The Role of Obsessive-Compulsive Personality Traits in OCD Diagnosis

Obsessive-Compulsive Disorder (OCD) is a mental health condition characterized by unwanted and repetitive thoughts, known as obsessions, and the urge to engage in specific behaviors or rituals, referred to as compulsions. While the exact causes of OCD are not fully understood, it is believed that a combination of genetic, environmental, and neurological factors contribute to its development.

In recent years, researchers have identified a potential link between obsessive-compulsive personality traits (OCP) and OCD diagnosis. OCP refers to a stable pattern of behavior and thinking that is characterized by perfectionism, excessive attention to details, rigidity, and a strong need for control. Individuals with high OCP traits tend to be preoccupied with rules, orderliness, and perfection, leading them to become overly conscientious and inflexible in their daily lives.

Although OCP traits are distinct from OCD, studies have shown that people with OCP traits are more likely to develop OCD symptoms over time. This association indicates that there may be shared underlying psychological and biological factors between the two conditions. However, it is important to note that not all individuals with OCP traits develop OCD, highlighting that additional factors contribute to the development of the disorder.

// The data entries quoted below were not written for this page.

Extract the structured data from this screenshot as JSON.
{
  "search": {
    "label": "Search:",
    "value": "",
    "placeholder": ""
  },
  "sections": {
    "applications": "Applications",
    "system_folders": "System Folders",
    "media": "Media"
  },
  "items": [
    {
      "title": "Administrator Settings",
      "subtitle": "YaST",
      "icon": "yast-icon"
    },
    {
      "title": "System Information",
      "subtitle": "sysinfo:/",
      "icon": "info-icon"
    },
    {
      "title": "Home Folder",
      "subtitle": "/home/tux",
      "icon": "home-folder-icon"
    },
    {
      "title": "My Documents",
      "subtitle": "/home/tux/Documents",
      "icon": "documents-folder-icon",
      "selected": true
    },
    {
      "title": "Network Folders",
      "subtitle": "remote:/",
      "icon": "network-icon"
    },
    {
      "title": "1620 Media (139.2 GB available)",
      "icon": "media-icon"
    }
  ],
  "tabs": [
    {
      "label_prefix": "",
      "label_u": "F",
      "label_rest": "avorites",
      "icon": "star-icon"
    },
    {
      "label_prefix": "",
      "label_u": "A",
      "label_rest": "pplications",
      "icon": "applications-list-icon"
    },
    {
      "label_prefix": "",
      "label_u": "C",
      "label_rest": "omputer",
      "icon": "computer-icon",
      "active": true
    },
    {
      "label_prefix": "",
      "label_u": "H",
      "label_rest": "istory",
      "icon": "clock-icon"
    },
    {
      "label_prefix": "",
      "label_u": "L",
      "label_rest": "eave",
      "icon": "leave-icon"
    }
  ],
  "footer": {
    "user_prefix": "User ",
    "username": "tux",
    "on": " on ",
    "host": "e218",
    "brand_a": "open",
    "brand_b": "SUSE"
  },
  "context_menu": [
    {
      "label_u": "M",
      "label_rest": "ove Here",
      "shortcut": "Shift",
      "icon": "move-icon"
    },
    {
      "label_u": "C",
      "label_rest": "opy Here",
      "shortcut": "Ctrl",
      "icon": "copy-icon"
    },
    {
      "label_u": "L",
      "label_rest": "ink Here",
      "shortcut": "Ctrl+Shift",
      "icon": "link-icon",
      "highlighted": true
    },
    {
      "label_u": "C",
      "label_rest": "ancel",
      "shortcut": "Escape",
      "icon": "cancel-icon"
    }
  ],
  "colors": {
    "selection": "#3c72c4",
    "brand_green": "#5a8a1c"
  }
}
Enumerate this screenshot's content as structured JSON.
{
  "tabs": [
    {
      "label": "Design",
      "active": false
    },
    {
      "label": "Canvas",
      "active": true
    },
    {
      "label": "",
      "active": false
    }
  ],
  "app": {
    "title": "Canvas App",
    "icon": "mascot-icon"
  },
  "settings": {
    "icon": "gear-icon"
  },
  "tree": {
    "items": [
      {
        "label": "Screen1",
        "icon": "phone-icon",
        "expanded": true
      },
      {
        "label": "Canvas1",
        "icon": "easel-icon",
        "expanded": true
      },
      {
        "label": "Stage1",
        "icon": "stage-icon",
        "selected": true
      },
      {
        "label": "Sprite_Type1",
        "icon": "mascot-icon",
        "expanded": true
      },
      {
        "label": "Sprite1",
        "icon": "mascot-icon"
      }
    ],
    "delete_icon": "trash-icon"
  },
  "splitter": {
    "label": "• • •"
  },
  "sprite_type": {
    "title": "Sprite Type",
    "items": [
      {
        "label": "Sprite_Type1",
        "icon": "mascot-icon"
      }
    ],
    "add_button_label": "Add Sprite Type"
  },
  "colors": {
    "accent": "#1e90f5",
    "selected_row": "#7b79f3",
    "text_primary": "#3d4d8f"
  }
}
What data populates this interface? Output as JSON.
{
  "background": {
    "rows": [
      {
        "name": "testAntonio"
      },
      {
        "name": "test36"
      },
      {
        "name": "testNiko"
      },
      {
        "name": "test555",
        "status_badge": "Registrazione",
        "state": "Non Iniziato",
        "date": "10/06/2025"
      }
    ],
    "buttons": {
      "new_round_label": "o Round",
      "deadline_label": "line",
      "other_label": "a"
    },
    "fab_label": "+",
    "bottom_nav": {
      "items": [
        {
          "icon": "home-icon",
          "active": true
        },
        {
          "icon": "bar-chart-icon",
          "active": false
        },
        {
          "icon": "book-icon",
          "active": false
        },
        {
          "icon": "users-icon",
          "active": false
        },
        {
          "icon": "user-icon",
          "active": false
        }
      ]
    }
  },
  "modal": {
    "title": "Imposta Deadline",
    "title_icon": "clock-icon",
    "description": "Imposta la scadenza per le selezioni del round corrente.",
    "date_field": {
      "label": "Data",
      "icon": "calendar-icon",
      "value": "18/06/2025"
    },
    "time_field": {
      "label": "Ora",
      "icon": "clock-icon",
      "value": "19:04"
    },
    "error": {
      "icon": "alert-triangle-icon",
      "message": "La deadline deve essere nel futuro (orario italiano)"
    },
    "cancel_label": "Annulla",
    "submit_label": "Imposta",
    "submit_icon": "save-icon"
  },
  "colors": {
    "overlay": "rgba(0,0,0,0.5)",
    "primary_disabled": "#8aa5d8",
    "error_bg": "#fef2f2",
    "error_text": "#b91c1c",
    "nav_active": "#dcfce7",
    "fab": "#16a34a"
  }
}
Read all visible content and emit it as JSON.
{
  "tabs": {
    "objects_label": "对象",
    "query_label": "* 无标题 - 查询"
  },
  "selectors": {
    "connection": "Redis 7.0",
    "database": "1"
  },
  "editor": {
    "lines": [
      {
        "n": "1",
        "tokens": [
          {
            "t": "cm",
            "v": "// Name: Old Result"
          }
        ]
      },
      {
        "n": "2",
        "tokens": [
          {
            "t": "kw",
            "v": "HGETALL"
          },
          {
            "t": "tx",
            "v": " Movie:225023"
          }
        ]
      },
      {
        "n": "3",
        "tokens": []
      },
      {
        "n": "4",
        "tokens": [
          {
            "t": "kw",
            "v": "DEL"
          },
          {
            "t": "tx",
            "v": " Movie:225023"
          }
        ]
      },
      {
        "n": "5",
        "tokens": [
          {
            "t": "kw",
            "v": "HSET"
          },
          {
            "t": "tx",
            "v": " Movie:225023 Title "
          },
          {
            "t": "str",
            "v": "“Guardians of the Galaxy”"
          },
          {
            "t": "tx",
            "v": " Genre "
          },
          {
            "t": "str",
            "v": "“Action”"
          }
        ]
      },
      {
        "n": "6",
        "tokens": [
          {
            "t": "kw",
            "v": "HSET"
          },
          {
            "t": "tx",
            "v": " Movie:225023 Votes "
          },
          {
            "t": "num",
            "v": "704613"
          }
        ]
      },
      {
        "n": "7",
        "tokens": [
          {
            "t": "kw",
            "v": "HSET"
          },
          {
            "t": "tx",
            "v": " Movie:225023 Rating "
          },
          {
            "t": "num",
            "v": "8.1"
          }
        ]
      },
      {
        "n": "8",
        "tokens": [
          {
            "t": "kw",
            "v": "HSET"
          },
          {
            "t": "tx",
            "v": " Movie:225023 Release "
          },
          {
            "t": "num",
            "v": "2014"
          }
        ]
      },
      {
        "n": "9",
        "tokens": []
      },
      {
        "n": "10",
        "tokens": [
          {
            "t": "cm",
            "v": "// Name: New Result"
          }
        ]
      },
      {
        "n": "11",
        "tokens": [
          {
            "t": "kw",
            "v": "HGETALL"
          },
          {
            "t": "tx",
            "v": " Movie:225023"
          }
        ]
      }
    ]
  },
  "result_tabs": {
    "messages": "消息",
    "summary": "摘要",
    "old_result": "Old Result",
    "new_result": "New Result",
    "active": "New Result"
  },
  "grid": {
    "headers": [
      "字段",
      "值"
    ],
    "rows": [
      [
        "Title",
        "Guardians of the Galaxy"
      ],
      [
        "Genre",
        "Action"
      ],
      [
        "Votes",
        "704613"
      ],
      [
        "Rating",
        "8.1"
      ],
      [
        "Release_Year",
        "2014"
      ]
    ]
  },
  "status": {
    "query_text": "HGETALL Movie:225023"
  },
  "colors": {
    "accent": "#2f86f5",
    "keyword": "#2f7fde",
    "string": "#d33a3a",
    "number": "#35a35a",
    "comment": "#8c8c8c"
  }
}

One possible explanation for the link between OCP traits and OCD is the similar underlying cognitive processes. Research suggests that individuals with both OCP traits and OCD exhibit heightened cognitive biases, such as an overemphasis on threat and doubt. This cognitive bias can lead to the obsessions and compulsions characteristic of OCD. For example, a person with high OCP traits might excessively worry about making a mistake and engage in ritualistic behaviors to relieve their anxiety.

Furthermore, individuals with both OCP traits and OCD are more likely to experience comorbidities, such as anxiety and depression. This suggests that there may be shared underlying vulnerabilities that contribute to the development of these conditions. However, researchers continue to explore the relationship between OCP traits, OCD, and comorbidities to gain a better understanding of how these factors interact.

The presence of OCP traits in individuals with OCD also has implications for treatment. Cognitive-Behavioral Therapy (CBT), specifically Exposure and Response Prevention (ERP), is a common therapeutic approach for OCD. ERP involves gradually exposing the individual to their obsessions and preventing the compulsive behaviors they would typically engage in. However, individuals with OCP traits may find it challenging to let go of their need for control and perfectionism during treatment. In these cases, therapists may adapt the treatment to address these specific concerns and work on reducing rigid thinking patterns.

In conclusion, there is a growing recognition of the role of obsessive-compulsive personality traits in the diagnosis and understanding of OCD. While OCP traits alone do not lead to OCD, they increase the likelihood of developing the disorder over time. The shared cognitive biases and vulnerabilities between OCP traits and OCD suggest that there may be overlapping mechanisms contributing to their development. Recognizing and addressing OCP traits in individuals with OCD can inform treatment strategies and adjustments to improve outcomes. Further research is necessary to deepen our understanding of the complex relationship between OCP traits and OCD and to develop more effective interventions for individuals with these conditions.